Report the number of lines in the data below that hold "crossing", without any other words.

[Source records]
###
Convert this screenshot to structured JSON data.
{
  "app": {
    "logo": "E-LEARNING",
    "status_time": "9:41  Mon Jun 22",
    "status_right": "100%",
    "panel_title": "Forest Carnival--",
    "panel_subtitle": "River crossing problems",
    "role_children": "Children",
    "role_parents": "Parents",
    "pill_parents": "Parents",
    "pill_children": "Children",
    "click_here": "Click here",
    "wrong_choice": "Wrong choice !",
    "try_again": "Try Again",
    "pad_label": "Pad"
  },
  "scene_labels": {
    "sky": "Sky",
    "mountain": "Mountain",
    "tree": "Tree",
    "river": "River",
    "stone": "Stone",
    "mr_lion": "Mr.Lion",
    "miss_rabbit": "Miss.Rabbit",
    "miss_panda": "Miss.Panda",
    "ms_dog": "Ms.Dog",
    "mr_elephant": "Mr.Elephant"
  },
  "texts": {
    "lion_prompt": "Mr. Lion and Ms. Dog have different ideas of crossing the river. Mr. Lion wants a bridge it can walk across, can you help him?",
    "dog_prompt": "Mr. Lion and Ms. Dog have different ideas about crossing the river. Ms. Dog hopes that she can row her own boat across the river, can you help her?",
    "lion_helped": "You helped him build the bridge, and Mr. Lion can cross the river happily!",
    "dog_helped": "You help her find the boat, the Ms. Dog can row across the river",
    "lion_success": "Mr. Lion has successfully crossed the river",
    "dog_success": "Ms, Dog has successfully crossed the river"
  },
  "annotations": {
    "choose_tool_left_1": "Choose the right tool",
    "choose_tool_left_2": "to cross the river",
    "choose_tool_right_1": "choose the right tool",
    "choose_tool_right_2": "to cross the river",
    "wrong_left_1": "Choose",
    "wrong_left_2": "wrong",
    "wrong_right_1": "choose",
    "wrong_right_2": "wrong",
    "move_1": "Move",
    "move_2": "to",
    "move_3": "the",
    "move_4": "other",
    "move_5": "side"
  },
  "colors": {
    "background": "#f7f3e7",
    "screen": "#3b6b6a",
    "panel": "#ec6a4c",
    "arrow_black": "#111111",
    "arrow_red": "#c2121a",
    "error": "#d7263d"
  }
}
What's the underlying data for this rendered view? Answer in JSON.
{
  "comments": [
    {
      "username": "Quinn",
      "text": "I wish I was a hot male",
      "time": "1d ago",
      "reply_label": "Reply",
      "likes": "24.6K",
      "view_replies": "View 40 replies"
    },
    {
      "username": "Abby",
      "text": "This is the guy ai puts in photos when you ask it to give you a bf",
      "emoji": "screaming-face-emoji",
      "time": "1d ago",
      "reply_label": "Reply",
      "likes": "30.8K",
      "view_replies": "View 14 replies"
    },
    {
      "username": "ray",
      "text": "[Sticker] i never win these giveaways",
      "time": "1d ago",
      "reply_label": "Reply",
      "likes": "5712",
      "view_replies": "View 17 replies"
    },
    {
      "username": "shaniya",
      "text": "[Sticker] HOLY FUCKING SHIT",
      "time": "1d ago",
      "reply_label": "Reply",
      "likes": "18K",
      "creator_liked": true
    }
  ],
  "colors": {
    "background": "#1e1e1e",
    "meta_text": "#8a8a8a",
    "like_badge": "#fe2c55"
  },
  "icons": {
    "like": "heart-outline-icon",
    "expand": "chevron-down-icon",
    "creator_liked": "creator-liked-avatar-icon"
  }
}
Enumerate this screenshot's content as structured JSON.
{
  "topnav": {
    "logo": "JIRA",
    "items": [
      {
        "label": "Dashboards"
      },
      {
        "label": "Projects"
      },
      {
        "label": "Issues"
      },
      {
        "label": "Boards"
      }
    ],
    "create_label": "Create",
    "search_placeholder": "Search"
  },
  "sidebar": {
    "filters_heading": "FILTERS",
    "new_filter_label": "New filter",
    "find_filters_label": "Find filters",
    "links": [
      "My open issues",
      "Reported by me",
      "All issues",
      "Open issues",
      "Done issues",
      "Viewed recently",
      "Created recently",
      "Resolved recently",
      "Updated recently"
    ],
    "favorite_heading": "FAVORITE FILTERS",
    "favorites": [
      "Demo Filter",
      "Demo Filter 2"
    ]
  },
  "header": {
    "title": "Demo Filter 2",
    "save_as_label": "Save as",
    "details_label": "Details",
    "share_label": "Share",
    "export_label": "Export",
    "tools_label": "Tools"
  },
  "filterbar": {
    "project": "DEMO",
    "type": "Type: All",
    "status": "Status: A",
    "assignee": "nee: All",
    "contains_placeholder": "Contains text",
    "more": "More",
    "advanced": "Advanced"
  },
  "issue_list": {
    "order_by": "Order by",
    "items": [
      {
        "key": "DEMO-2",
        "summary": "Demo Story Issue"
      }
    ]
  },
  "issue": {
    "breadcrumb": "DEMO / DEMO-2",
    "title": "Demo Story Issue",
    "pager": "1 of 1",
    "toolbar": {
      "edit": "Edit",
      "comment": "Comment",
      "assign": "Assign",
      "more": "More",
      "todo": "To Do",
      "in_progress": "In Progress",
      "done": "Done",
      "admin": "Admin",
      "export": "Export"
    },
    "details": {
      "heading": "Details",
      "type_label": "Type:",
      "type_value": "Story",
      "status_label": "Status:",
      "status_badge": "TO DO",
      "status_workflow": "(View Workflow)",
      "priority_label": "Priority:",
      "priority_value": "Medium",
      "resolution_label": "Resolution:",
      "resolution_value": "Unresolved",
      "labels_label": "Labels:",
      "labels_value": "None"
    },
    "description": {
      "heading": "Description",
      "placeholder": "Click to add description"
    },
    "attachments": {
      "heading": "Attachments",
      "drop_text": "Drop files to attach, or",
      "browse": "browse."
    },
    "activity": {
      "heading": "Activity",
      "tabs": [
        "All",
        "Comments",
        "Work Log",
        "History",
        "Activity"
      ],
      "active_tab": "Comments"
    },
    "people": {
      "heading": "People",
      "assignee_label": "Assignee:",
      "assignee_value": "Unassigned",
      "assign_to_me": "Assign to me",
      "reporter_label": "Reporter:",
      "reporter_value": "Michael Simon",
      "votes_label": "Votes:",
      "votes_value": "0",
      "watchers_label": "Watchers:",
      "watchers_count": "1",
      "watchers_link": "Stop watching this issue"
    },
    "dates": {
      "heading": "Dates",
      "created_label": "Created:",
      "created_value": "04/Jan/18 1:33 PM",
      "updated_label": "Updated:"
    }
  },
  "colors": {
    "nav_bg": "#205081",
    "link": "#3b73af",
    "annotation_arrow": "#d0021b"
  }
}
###
• Task result: 3